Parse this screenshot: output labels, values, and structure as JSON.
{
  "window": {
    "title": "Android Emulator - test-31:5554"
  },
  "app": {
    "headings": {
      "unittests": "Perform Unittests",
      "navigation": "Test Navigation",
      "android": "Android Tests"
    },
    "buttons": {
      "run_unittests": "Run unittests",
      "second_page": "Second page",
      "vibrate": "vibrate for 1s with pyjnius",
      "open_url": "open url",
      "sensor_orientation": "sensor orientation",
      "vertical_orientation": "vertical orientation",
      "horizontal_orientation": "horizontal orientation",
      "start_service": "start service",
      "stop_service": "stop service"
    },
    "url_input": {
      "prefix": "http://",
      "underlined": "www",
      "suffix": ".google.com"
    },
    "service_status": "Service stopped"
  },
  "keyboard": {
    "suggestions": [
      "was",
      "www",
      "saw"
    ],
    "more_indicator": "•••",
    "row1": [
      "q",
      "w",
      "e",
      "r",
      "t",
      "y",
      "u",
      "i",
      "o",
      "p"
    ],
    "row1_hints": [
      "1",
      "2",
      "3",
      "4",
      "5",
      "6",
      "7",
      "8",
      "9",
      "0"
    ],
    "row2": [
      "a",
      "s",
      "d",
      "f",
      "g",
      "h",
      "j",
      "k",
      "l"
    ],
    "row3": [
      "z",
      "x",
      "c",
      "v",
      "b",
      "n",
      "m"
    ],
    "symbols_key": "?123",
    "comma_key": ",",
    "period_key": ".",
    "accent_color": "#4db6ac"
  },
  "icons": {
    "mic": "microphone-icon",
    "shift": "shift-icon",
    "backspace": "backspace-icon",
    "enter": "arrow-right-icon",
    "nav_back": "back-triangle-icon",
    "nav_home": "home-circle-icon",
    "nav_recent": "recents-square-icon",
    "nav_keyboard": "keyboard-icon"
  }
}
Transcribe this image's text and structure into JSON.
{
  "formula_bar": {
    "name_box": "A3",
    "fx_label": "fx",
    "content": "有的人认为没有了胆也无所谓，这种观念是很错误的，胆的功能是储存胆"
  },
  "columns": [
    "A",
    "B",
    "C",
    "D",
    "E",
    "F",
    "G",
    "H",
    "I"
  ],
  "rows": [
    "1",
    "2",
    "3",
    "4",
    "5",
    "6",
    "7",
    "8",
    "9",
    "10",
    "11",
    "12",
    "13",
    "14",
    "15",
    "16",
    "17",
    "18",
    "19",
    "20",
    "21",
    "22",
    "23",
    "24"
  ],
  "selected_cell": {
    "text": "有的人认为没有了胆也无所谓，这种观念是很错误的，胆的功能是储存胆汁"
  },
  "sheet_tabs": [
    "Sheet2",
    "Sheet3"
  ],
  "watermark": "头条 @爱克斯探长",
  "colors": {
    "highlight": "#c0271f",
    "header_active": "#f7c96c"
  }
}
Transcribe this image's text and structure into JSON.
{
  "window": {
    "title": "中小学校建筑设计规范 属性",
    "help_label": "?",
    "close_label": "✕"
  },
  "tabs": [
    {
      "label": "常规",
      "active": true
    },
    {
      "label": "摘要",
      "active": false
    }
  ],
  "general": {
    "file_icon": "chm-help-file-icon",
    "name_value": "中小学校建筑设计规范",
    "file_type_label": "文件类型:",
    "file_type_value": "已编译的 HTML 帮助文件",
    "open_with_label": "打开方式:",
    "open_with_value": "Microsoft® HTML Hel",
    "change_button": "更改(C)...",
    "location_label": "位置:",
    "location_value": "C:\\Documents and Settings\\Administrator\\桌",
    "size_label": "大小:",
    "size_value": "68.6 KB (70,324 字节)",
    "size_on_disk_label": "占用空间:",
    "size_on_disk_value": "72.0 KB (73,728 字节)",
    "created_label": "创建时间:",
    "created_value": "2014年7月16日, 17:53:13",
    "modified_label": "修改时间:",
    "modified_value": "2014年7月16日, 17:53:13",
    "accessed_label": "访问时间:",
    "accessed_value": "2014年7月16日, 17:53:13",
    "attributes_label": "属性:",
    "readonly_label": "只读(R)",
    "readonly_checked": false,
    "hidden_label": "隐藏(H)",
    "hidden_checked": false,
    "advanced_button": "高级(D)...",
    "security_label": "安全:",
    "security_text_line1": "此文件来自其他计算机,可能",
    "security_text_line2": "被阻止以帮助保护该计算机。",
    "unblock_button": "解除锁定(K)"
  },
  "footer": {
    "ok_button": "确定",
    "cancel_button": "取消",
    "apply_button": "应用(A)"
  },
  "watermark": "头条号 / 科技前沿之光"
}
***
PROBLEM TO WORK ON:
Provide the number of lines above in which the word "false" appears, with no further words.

RESULT:
3